For comparison's sake, Alex Avila is next on the list at 3.1 at-bats, and Yadier Molina is at the bottom of that list with a strikeout every 8.7 at-bats. Get ready for some serious all-or-nothing action in 2016.
Pro: He's hell on righties
For his career, Saltalamacchia -- a switch-hitter -- has fairly severe platoon splits, posting a 71 OPS+ against left-handed pitchers, and a 111 OPS+ against right-handed pitchers. On a list of active switch-hitters over the past five seasons with 300 plate appearances per season, Saltalamacchia leads the pack with a 111 OPS+, beating both Neil Walker (108 OPS+) and Kendrys Morales (106 OPS+).
In contrast, James McCann struggled against righties in 2015, posting a 79 OPS+ that pales in comparison to his 165 OPS+ against lefties.
The difficulty, of course, is that American League batters saw right-handed pitching in 70 percent of all plate appearances, and presumably Saltalamacchia will not be starting the majority of games behind the plate for the Tigers. But the Tigers can still maximize the platoon possibilities by making sure to start McCann whenever possible against left-handed pitching, and limiting Saltalamacchia's starts to occasions when right-handers will be on the mound.
Bonus Pro: added run production
The Tigers need to gets runs added to their projected 2016 total, and if they're going to leave left field to be patrolled by a combination of Tyler Collins and Cameron Maybin, they're going to need all the help they can get in the Runs Created department.
James McCann projects to a 162-game average of 55 Runs Created, while Saltalamacchia projects to a 162-game average of 70 Runs Created. If the two of them split their time 50/50, their combined Runs Created comes out to 63, and even if McCann starts 60 percent of the games, they still end up with 61 combined Runs Created -- which is better than what McCann could do on his own, much less with Bryan Holaday as a platoon partner.
(Bryan Holaday projects to 39 Runs Created over 162 games, so pairing him with McCann actually brings the combined total below McCann's already limited production.)
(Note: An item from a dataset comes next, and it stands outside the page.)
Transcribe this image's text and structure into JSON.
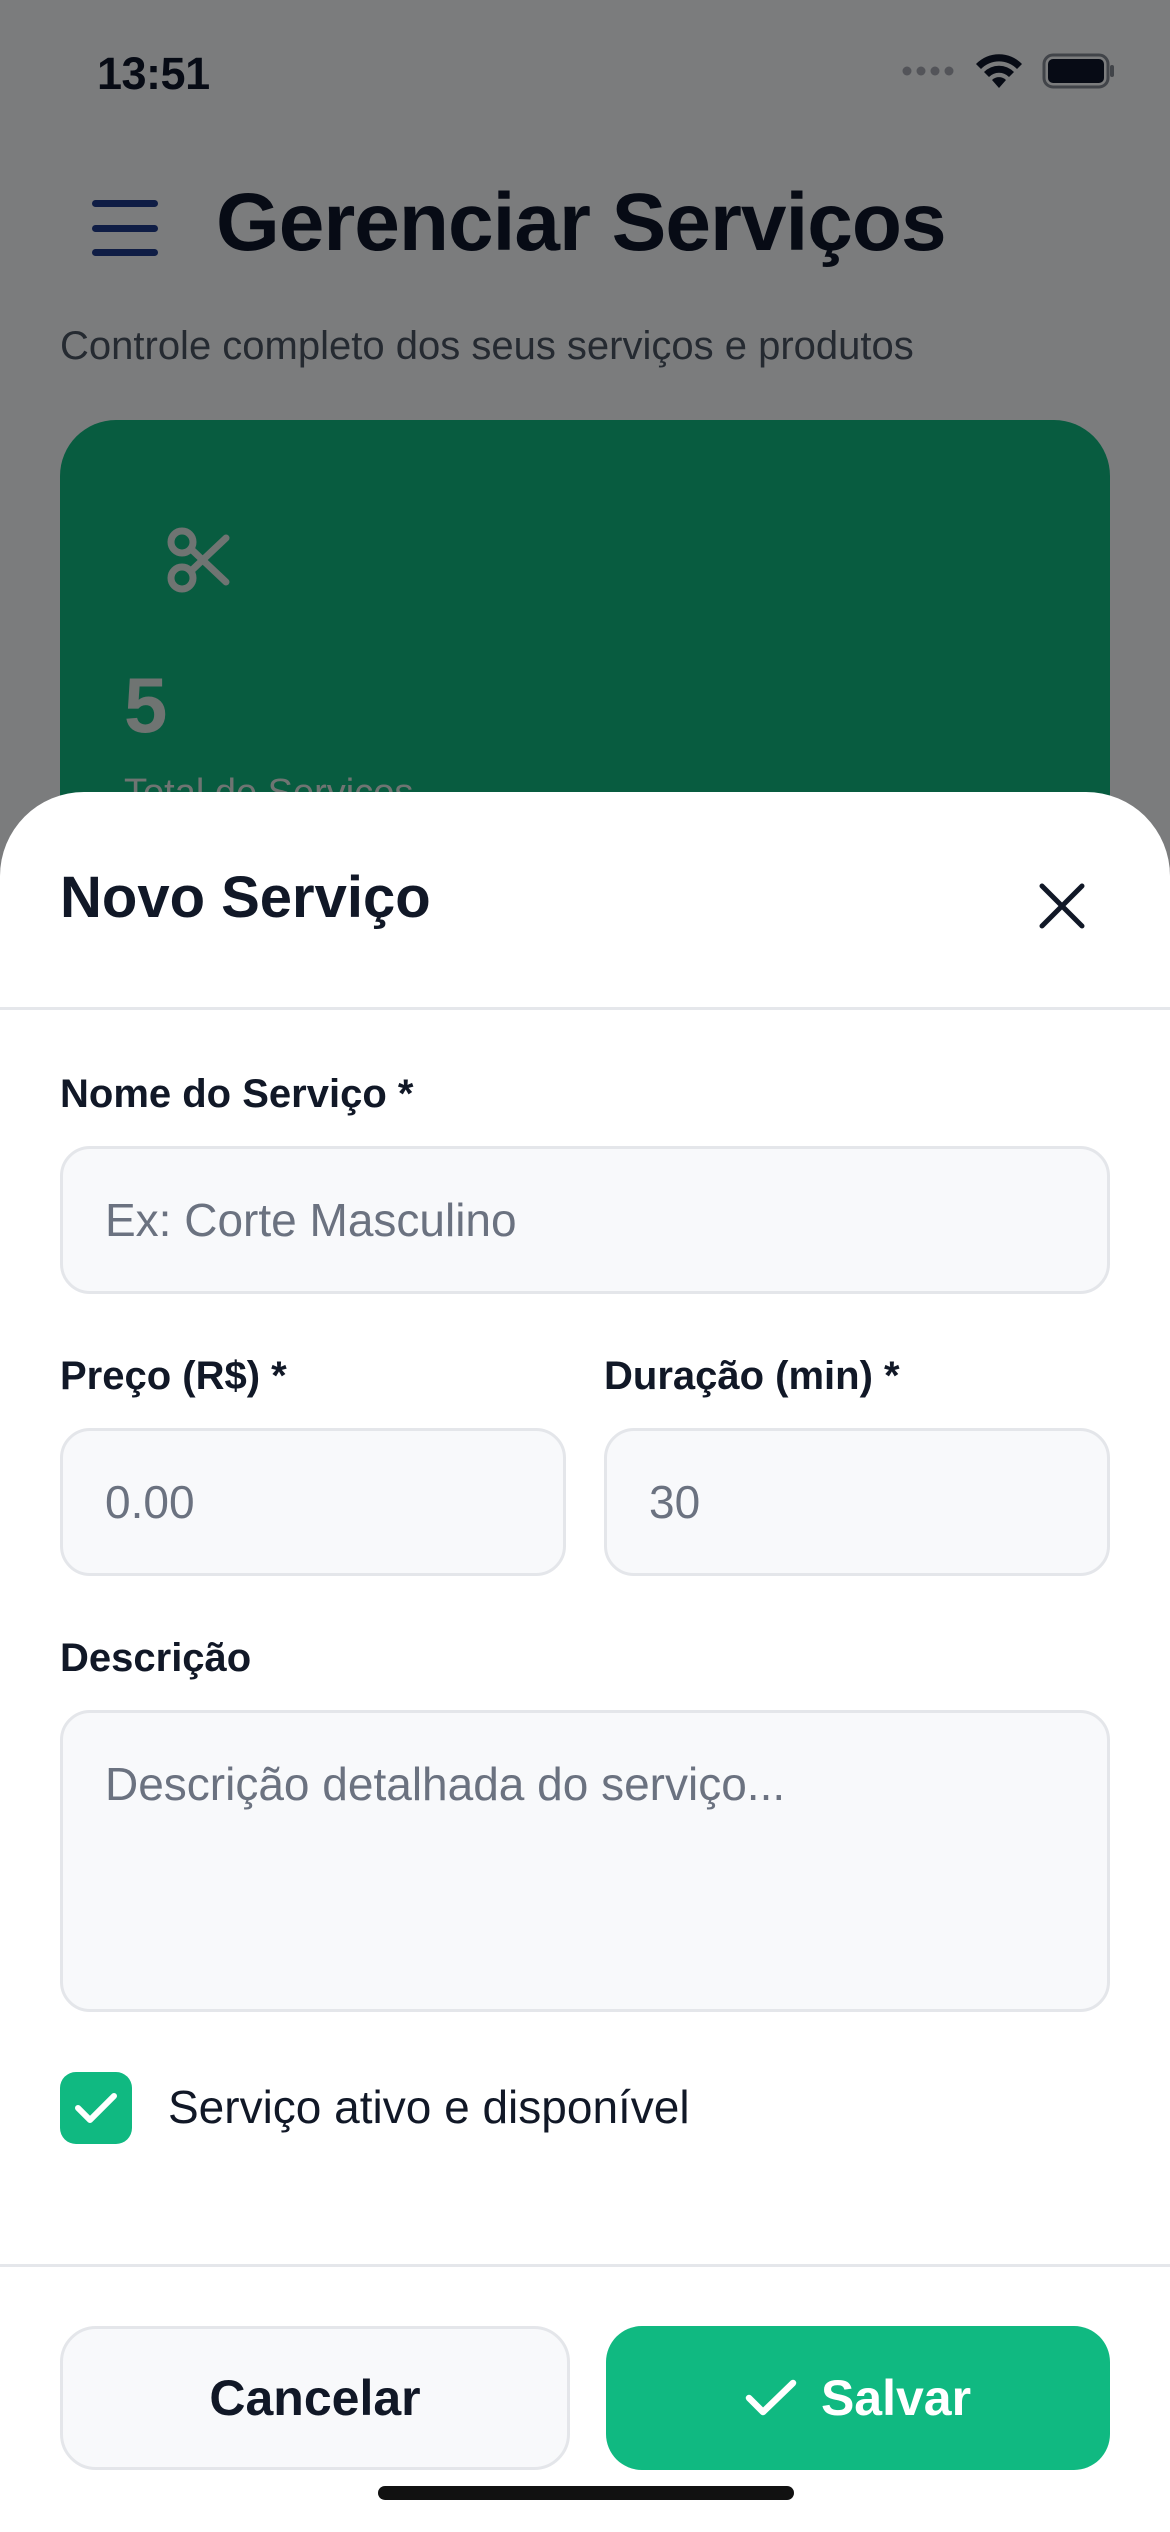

For the major league minimum salary they'll be paying him, the Tigers could certainly do a lot worse.